If I put faith in medication
If I can smile a crooked smile
If I can talk on television
If I can walk an empty mile
Then I won’t feel afraid
No, I won’t feel afraid
I won’t be Be afraid
Bowie recorded that song for his 2002 album, Heathens. Since much of it was written and produced after the attacks of September 11, 2001, most of the album illustrates the pervasive anxiety felt across the country and around the world in the immediacy of the aftermath of the terror.
He has said that the album in its entirety is one of deep questioning- hence its title and the subject matter of many of its songs. He stated in interviews that it was reflective of our collective trauma but that he wasn’t seeking to resolve the trauma.
Great songwriters do that- as they play the Devil’s Music. They reflect and comment upon our experiences and sometimes even posit new directions that might make a difference to our overarching existence as human beings.
Gods and devils are both concepts which we use to measure our pain. As metaphorical markers they have value. Our earliest attempts to understand our world use story and metaphor. We learn- and teach- using universal concepts that resonate with us because of their apparent immutability and simplicity.
‘Good’ is better than ‘Evil’.
Pretty easy, right?
Too bad the simplicity is always complicated by greed and politics and power plays. This inevitability is part and parcel of our human nature.
So. If John Lennon, David Bowie and U2- and all those who came before and after them- are playing the Devil’s Music there’s even more reason to appreciate the Horned One, if you ask me. He obviously wields some mighty influence leading to incredible songs that are also expressions of our human nature.
Sometimes you have to take the bad with the good. Unfortunately just what fits into which designation isn’t always all that easy to discern.
Musicians contribute their voices to the battle for the maintenance of the goodness and rightness of our humanity, often speaking out against governmental and other power-based inequities and wrong-doing.
I’ve said it before. I’ll likely say it again.

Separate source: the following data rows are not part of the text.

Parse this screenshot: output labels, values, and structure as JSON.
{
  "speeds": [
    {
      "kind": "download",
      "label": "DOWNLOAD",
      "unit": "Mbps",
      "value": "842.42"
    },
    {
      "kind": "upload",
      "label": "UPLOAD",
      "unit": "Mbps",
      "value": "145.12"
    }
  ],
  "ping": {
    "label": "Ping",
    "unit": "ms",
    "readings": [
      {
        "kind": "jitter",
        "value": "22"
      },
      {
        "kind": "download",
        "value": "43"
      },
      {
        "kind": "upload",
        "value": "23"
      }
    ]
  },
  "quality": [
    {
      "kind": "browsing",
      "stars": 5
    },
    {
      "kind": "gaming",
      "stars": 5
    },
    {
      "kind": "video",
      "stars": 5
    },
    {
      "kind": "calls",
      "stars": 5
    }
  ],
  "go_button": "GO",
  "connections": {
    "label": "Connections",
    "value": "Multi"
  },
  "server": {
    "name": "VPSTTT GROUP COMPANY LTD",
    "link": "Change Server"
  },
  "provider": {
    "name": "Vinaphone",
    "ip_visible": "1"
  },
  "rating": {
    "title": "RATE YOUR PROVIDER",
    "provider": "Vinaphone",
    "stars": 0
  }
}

Music. And Science. Both associated with the Devil. Both often running counter to the accepted traditions/norms that fight change in favour of clinging to obsolete ways of viewing our world.
I think there are patterns forming hereabouts…